WHAT IS BEING ASKED :: All of the listing is to be written out word for word, with the pictures left out.
+ + + + +
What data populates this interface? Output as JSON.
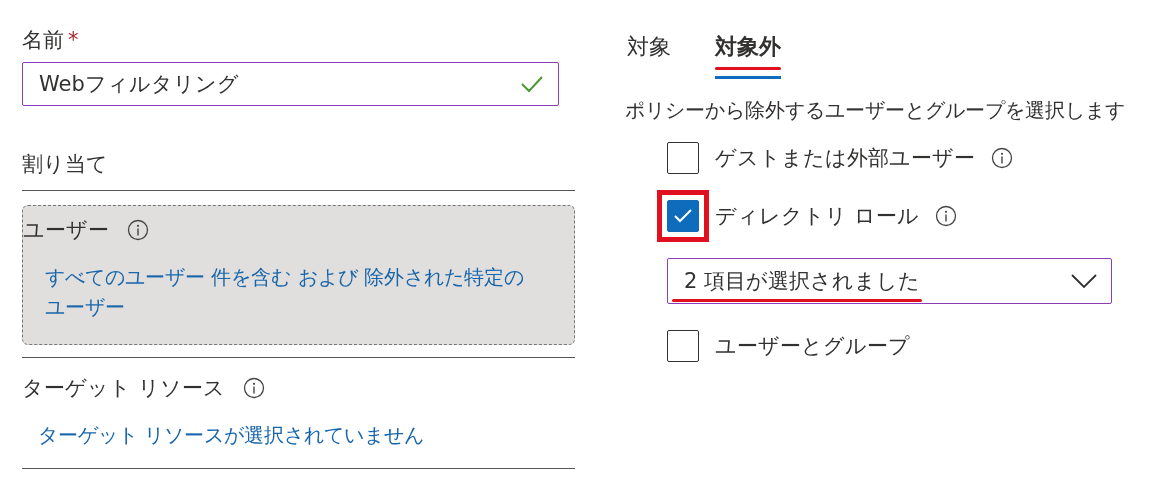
{
  "name_field": {
    "label": "名前",
    "required_mark": "*",
    "value": "Webフィルタリング",
    "valid": true
  },
  "assignments": {
    "heading": "割り当て",
    "users": {
      "label": "ユーザー",
      "info": true,
      "link": "すべてのユーザー 件を含む および 除外された特定のユーザー"
    },
    "target": {
      "label": "ターゲット リソース",
      "info": true,
      "link": "ターゲット リソースが選択されていません"
    }
  },
  "tabs": [
    {
      "label": "対象",
      "selected": false,
      "highlighted": false
    },
    {
      "label": "対象外",
      "selected": true,
      "highlighted": true
    }
  ],
  "description": "ポリシーから除外するユーザーとグループを選択します",
  "options": [
    {
      "kind": "checkbox",
      "label": "ゲストまたは外部ユーザー",
      "checked": false,
      "info": true,
      "highlighted": false
    },
    {
      "kind": "checkbox",
      "label": "ディレクトリ ロール",
      "checked": true,
      "info": true,
      "highlighted": true
    },
    {
      "kind": "dropdown",
      "value": "2 項目が選択されました",
      "highlighted": true
    },
    {
      "kind": "checkbox",
      "label": "ユーザーとグループ",
      "checked": false,
      "info": false,
      "highlighted": false
    }
  ]
}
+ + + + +
EXERCISE RESPONSE ::
What data populates this interface? Output as JSON.
{
  "name_field": {
    "label": "名前",
    "required_mark": "*",
    "value": "Webフィルタリング",
    "valid": true
  },
  "assignments": {
    "heading": "割り当て",
    "users": {
      "label": "ユーザー",
      "info": true,
      "link": "すべてのユーザー 件を含む および 除外された特定のユーザー"
    },
    "target": {
      "label": "ターゲット リソース",
      "info": true,
      "link": "ターゲット リソースが選択されていません"
    }
  },
  "tabs": [
    {
      "label": "対象",
      "selected": false,
      "highlighted": false
    },
    {
      "label": "対象外",
      "selected": true,
      "highlighted": true
    }
  ],
  "description": "ポリシーから除外するユーザーとグループを選択します",
  "options": [
    {
      "kind": "checkbox",
      "label": "ゲストまたは外部ユーザー",
      "checked": false,
      "info": true,
      "highlighted": false
    },
    {
      "kind": "checkbox",
      "label": "ディレクトリ ロール",
      "checked": true,
      "info": true,
      "highlighted": true
    },
    {
      "kind": "dropdown",
      "value": "2 項目が選択されました",
      "highlighted": true
    },
    {
      "kind": "checkbox",
      "label": "ユーザーとグループ",
      "checked": false,
      "info": false,
      "highlighted": false
    }
  ]
}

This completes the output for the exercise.